● **Task directions**
Go through the entries, filter for the word "semester", and copy every line that has it.

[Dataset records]
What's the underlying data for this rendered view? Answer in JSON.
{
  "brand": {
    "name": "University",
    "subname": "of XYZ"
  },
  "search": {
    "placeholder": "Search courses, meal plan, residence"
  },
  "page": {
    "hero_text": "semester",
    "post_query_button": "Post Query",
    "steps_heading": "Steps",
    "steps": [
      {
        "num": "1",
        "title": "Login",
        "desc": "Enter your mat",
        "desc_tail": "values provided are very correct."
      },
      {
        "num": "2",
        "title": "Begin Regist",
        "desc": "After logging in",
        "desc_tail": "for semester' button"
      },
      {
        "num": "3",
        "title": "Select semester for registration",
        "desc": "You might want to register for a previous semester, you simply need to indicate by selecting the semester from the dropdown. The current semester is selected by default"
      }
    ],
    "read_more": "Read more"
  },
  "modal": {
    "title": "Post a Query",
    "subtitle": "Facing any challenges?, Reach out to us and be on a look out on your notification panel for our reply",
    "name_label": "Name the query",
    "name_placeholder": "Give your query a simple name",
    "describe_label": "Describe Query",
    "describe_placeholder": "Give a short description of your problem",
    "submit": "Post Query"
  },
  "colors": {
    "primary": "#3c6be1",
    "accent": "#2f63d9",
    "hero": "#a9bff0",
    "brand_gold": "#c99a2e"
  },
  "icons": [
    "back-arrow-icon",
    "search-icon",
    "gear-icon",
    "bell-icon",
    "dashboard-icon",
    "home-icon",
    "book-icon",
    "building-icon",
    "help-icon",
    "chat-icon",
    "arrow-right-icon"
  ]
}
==
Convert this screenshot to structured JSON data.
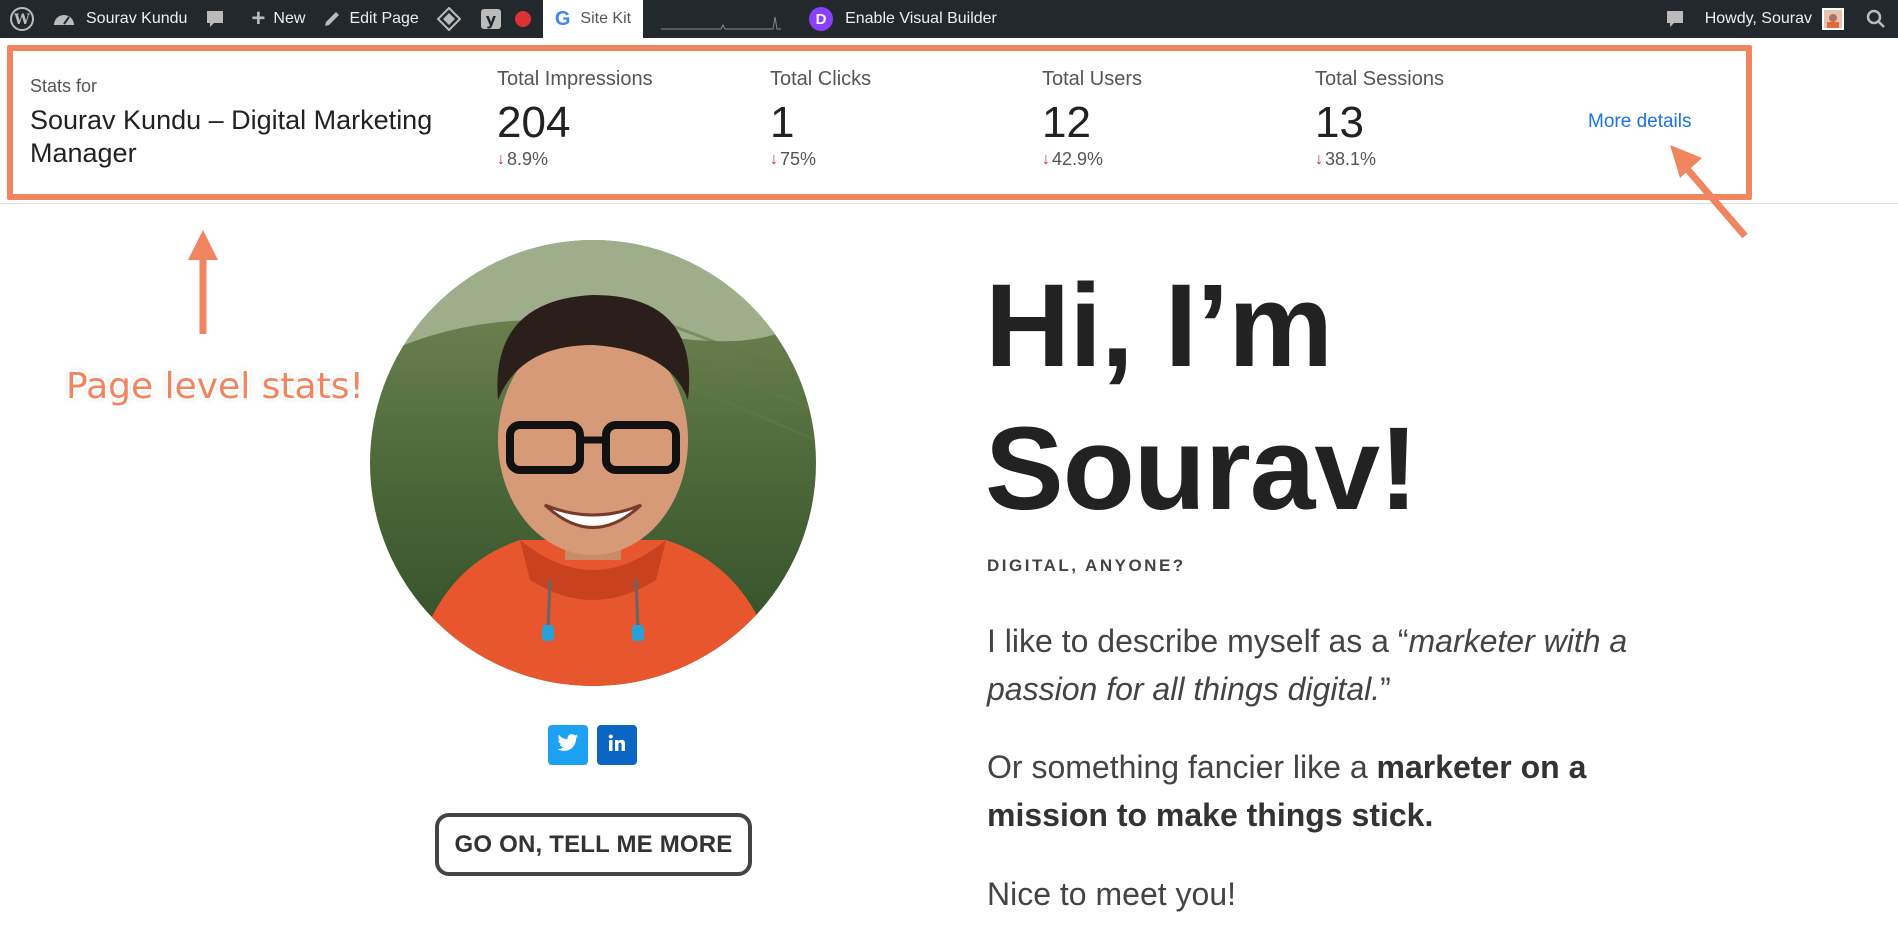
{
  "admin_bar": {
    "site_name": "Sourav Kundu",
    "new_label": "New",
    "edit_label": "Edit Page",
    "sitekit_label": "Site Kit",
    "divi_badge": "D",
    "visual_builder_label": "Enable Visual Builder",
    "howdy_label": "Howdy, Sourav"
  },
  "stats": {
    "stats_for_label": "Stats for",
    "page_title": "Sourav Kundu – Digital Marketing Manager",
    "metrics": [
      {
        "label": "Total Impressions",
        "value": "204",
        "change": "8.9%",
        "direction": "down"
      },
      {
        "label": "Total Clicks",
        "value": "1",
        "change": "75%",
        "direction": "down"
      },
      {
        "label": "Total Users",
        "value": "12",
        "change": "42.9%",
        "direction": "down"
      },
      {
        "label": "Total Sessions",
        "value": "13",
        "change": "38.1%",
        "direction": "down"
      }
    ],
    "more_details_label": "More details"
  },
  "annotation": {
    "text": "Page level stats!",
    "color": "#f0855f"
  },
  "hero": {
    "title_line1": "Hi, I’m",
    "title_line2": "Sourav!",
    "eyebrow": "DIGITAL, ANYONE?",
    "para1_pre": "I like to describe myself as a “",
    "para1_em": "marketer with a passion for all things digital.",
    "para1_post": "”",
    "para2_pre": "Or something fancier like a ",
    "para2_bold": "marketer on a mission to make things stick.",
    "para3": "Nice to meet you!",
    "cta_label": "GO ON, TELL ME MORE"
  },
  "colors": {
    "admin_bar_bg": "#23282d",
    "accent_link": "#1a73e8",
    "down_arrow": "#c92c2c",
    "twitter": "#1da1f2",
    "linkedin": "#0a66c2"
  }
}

● **Answer space**
    "hero_text": "semester",
        "desc_tail": "for semester' button"
        "title": "Select semester for registration",
        "desc": "You might want to register for a previous semester, you simply need to indicate by selecting the semester from the dropdown. The current semester is selected by default"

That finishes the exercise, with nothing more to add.